What to work on =
Once a line is found to contain "brightness", copy it out of the listing.

Source material =
================================

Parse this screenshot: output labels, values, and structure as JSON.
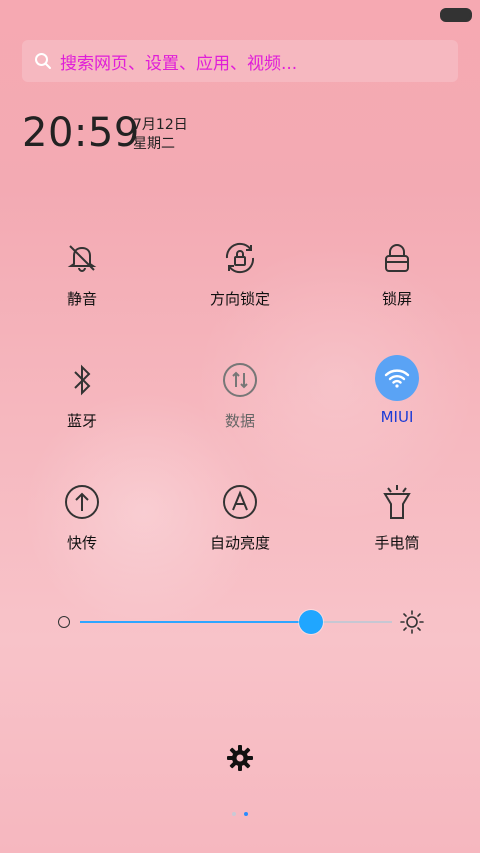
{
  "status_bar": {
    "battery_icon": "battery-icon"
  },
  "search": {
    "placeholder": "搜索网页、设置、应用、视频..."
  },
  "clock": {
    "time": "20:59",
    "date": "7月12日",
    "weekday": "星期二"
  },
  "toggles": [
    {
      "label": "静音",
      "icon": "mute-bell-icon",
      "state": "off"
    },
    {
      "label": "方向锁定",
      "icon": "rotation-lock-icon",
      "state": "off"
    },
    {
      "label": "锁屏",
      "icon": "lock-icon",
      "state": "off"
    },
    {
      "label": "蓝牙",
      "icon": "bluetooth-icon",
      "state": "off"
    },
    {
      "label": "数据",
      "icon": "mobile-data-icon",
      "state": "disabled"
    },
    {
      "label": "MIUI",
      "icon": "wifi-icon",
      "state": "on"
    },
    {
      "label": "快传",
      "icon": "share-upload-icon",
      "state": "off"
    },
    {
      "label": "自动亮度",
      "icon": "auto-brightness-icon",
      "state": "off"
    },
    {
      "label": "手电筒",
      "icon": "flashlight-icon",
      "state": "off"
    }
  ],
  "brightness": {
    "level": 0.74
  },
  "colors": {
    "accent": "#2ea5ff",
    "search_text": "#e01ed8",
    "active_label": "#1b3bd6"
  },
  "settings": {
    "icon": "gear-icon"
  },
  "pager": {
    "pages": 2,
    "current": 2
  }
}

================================

Task answer =
      "icon": "auto-brightness-icon",
  "brightness": {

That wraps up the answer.